Pick out each line below containing "Time".

(Excerpts from an interface dataset)
::::

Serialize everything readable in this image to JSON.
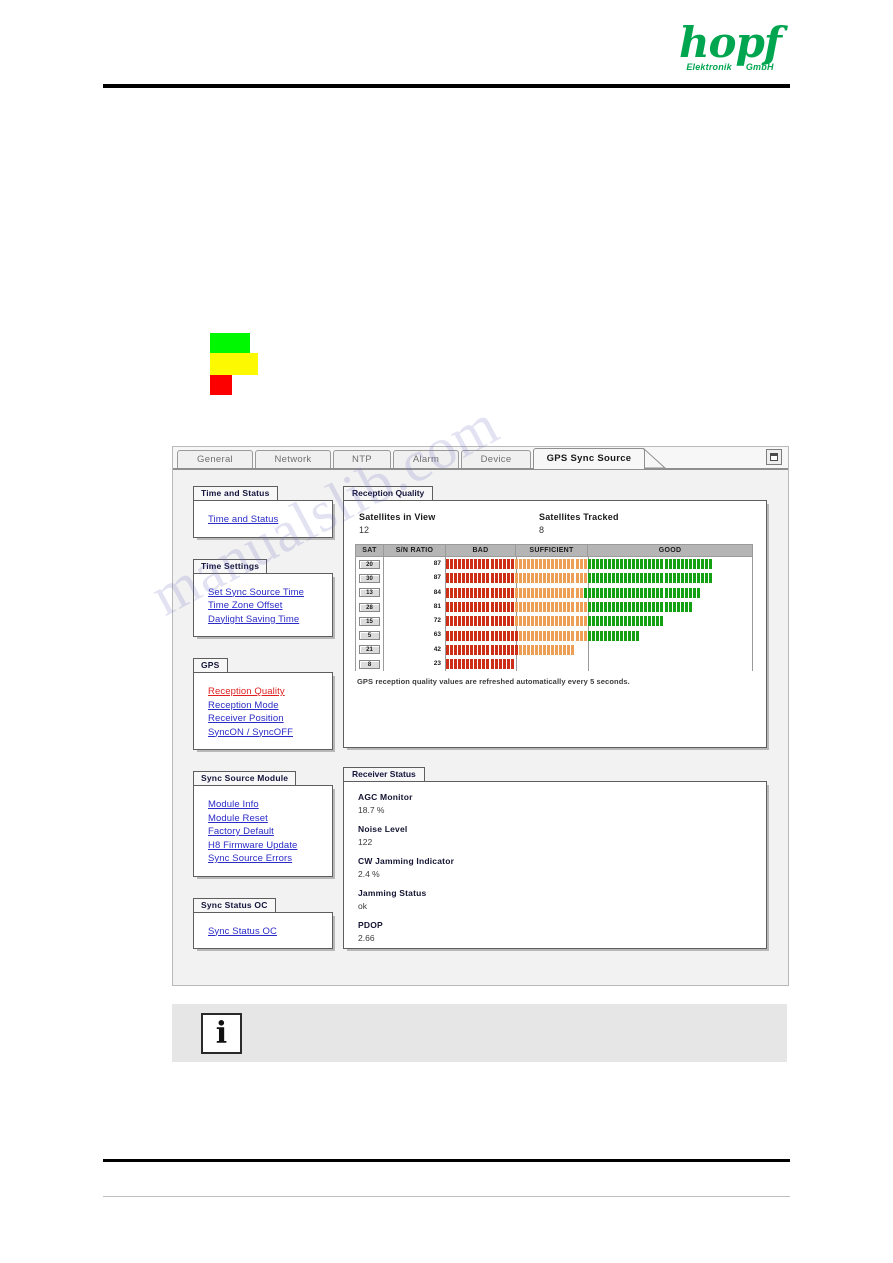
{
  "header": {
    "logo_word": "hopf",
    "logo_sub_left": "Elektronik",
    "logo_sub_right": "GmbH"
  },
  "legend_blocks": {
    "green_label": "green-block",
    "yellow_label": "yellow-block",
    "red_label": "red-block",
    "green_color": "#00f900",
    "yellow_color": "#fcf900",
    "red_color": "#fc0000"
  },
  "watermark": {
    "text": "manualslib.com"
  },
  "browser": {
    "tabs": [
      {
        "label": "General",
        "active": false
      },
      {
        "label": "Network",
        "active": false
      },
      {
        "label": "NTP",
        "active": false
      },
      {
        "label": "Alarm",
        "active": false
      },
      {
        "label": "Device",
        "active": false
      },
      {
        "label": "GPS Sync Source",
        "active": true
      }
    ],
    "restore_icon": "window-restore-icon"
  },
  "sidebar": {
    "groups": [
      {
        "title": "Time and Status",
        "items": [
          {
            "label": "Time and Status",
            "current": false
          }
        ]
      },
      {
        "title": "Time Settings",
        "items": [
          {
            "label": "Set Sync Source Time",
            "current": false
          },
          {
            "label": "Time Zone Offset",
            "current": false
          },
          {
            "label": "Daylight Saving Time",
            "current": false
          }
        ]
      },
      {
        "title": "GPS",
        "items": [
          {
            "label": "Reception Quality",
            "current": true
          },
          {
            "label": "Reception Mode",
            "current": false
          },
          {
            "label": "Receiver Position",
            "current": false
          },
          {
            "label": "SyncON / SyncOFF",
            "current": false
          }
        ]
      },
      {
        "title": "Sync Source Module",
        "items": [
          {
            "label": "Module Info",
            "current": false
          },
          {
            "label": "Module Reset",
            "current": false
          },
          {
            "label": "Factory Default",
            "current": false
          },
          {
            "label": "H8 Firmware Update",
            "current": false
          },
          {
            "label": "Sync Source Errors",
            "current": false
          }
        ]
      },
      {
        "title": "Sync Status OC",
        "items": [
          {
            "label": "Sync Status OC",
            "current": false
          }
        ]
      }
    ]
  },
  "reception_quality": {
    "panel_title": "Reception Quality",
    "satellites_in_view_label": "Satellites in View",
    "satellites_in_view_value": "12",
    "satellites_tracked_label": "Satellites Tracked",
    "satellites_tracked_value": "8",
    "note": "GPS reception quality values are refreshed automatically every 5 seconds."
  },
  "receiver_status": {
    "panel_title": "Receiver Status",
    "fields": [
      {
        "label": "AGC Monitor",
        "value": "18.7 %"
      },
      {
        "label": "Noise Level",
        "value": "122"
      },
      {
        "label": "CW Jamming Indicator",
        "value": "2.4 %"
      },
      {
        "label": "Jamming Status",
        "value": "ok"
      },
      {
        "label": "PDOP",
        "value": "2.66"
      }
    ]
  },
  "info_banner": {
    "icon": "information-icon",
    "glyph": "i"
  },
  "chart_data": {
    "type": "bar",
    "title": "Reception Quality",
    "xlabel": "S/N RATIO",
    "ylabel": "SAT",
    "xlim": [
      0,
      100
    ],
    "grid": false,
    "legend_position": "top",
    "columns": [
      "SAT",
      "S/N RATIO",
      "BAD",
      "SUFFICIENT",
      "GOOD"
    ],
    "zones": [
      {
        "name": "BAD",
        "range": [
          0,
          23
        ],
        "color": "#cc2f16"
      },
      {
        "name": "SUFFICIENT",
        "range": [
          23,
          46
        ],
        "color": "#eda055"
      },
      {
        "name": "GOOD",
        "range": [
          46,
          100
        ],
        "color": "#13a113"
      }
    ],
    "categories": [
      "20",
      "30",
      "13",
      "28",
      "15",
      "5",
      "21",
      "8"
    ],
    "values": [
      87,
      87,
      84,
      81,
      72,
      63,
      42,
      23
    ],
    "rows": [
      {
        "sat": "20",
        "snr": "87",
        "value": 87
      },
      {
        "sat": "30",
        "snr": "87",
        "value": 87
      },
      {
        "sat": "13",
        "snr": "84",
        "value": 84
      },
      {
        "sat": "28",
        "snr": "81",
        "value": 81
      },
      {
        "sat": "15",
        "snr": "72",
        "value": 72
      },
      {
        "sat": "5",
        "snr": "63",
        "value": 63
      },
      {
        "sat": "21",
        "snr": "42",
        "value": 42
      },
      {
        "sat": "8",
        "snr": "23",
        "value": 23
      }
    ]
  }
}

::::

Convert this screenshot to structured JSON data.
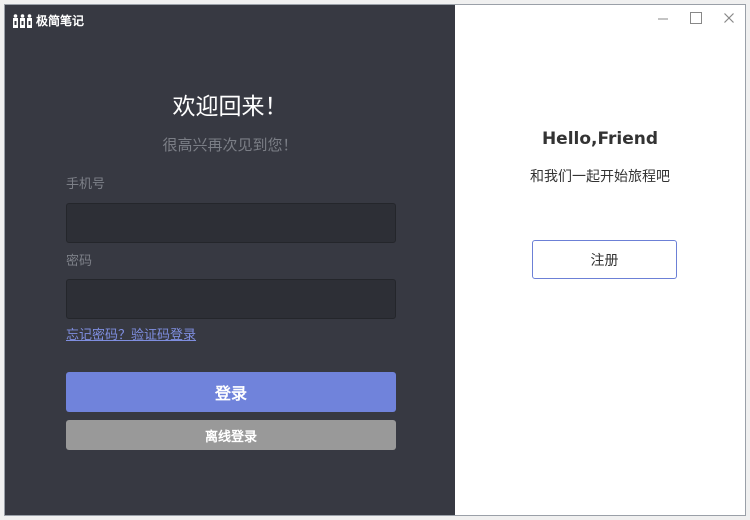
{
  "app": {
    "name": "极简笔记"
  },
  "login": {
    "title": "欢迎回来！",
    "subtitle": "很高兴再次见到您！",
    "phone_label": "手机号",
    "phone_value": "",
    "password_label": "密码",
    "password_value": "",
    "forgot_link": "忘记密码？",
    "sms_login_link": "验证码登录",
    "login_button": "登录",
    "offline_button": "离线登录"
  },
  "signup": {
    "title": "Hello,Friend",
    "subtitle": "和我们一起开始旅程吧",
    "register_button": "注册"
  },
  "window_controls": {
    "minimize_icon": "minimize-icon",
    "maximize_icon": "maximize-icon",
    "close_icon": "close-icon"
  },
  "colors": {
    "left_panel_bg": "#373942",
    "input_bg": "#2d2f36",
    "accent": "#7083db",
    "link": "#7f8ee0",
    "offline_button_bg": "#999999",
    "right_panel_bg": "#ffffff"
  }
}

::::

_SOLUTION FOR THIS PROBLEM:_
        "title": "Time and Status",
            "label": "Time and Status",
        "title": "Time Settings",
            "label": "Set Sync Source Time",
            "label": "Time Zone Offset",
            "label": "Daylight Saving Time",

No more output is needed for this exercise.